Cuba loves nothing more than its cigars and rum.
The thing about cigars is they’re a lot easier to conceal than rum, with its glass bottles that break easily.
The cigar industry employs many Cubans. Driving through Cuba’s backroads, you see tobacco everywhere; farmers working the fields. When the tobacco is young it sprouts a small white flower that has to be cut to promote growth of the leaves, like detasseling corn. Once tobacco leaves mature, they are cut but remain for a few days in the field, sun-drying on temporary stick fences. Ultimately, they are placed in tobacco houses, straw huts with high roofs, where the tobacco continues to dry, away from the direct sunlight. Dried leaves are eventually bound in long bunches and transported to a cigar factory.
Many Cuban towns have them. A peek inside a cigar factory reveals a sweatshop where workers are required to roll a minimum number of cigars each day to keep their job; they get bonuses for extra production. The workers’ pay is set by the Cuban government, which owns all cigar factories, at around $20 per month.
To keep workers happy, each month they may take home a box of cigars; and workers also appropriate a few loose cigars along the way.
Cigars are usually sold in state stores along with rum, at state-run grocers, and at bars (also state-run).
Most Cuban cigar workers supplement their state incomes surreptitiously selling the “free” cigars they receive. Some set up what appear to be lemonade stands in front of their homes to sell cigars.
Others, especially around the cigar factories, see tourists passing by and ask if they want cigars, as if they were selling illegal drugs. It’s very hush-hush. If you indicate a desire to buy, you are led to a home, brought into an interior room, and engaged in conversation. You know this activity is frowned upon because the front door is locked behind you or, if they can’t afford a lock, someone sits by the closed door. Shortly someone emerges with a satchel of cigars, both in boxes and loose, appropriately labeled where applicable and accompanied by the certificate of authenticity, similar to what you used to find on software products. Prices are still quite high, about 75% of what you would pay in the state store.
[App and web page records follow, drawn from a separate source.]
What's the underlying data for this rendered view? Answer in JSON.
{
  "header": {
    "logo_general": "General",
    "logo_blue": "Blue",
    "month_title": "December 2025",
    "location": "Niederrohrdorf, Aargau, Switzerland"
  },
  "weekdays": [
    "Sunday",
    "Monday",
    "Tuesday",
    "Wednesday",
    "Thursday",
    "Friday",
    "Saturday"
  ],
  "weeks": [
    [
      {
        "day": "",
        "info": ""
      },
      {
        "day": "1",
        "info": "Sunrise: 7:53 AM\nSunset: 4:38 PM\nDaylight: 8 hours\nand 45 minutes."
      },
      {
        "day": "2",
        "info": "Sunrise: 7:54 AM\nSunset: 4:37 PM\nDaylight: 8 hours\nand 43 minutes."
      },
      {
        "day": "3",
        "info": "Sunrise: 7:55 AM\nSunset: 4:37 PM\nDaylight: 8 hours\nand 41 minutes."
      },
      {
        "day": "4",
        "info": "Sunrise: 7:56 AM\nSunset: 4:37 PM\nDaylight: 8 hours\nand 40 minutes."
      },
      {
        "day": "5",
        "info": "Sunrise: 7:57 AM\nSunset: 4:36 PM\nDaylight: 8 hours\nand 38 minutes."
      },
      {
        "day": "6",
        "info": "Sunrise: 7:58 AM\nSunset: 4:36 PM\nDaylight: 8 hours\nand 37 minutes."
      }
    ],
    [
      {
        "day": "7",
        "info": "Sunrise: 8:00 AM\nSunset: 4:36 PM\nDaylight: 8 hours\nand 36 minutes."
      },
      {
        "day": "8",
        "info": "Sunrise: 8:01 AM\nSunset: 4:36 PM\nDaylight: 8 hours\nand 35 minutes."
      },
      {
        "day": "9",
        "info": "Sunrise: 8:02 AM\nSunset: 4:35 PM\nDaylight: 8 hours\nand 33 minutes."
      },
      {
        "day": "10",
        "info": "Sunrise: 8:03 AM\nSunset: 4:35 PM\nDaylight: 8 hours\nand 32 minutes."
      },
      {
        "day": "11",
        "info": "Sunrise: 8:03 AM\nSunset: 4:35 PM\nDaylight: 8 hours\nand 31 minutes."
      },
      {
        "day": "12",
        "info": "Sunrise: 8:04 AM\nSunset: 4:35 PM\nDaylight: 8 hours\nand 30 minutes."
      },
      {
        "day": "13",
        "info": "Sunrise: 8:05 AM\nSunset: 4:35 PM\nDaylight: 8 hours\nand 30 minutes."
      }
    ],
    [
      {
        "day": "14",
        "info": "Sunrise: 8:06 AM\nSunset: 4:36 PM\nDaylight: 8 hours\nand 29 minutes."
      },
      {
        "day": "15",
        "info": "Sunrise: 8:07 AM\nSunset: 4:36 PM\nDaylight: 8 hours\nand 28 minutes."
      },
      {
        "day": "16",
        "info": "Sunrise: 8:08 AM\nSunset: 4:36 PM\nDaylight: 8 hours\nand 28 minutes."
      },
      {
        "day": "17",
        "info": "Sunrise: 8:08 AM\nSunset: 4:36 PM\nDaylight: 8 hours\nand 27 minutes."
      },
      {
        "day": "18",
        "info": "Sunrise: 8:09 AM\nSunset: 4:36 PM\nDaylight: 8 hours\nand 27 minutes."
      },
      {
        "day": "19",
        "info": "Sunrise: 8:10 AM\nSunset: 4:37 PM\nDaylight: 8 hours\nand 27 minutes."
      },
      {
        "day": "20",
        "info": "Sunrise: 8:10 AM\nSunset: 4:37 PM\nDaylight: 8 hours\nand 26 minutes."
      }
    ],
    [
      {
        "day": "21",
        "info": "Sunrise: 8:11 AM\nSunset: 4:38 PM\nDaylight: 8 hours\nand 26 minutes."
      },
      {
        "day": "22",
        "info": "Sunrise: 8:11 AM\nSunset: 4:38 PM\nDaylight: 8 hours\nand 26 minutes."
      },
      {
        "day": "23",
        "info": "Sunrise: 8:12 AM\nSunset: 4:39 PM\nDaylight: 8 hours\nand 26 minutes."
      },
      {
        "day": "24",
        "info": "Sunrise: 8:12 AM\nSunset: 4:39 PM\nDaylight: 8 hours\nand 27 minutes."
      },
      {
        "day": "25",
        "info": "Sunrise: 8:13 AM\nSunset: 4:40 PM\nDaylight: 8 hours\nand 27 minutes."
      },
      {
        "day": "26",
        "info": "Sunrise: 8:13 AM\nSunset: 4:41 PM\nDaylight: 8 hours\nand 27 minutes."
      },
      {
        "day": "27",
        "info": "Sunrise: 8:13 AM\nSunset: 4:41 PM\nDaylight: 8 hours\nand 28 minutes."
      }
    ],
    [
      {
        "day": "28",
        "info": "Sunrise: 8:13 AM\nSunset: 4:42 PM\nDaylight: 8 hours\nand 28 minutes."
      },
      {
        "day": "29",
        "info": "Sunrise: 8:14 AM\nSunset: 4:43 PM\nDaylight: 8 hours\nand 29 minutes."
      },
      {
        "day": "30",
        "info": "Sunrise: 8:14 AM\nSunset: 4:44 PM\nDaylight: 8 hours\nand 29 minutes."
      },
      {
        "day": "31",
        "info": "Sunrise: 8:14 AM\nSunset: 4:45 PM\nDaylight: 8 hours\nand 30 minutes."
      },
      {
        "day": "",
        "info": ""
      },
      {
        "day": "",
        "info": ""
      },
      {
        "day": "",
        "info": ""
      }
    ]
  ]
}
If you don’t buy, they thank you and show you out. If you do, you leave with cigars.
Even under the watchful eyes of a state-authorized tour guide, I experienced this several times, and I am probably not alone. In Cuba, the rules are understood: people need to do what is necessary to make ends meet.
Cubans believe things will get better; and they do, but at a snail’s pace. In the meanwhile, many Cubans must work two or three jobs to feed their families. Tourism is one source of extra cash, whether by running a restaurant from your house or selling cigars.
Ingenious and creative in how they supplement their meager wages, Cubans are also a docile and friendly people. So engaging with a surreptitious cigar seller may seem dangerous and adventuresome, but it’s probably not. I would not suggest it if you don’t speak some Spanish. If you engage, you will get to see the inside of a Cuban home and may come away with some fine cigars…or not. Most of the time you get the same quality that you might buy in the state store. In any event, my friends who actually like cigars report that even loose Cuban cigars bought on the street offer a very good smoke.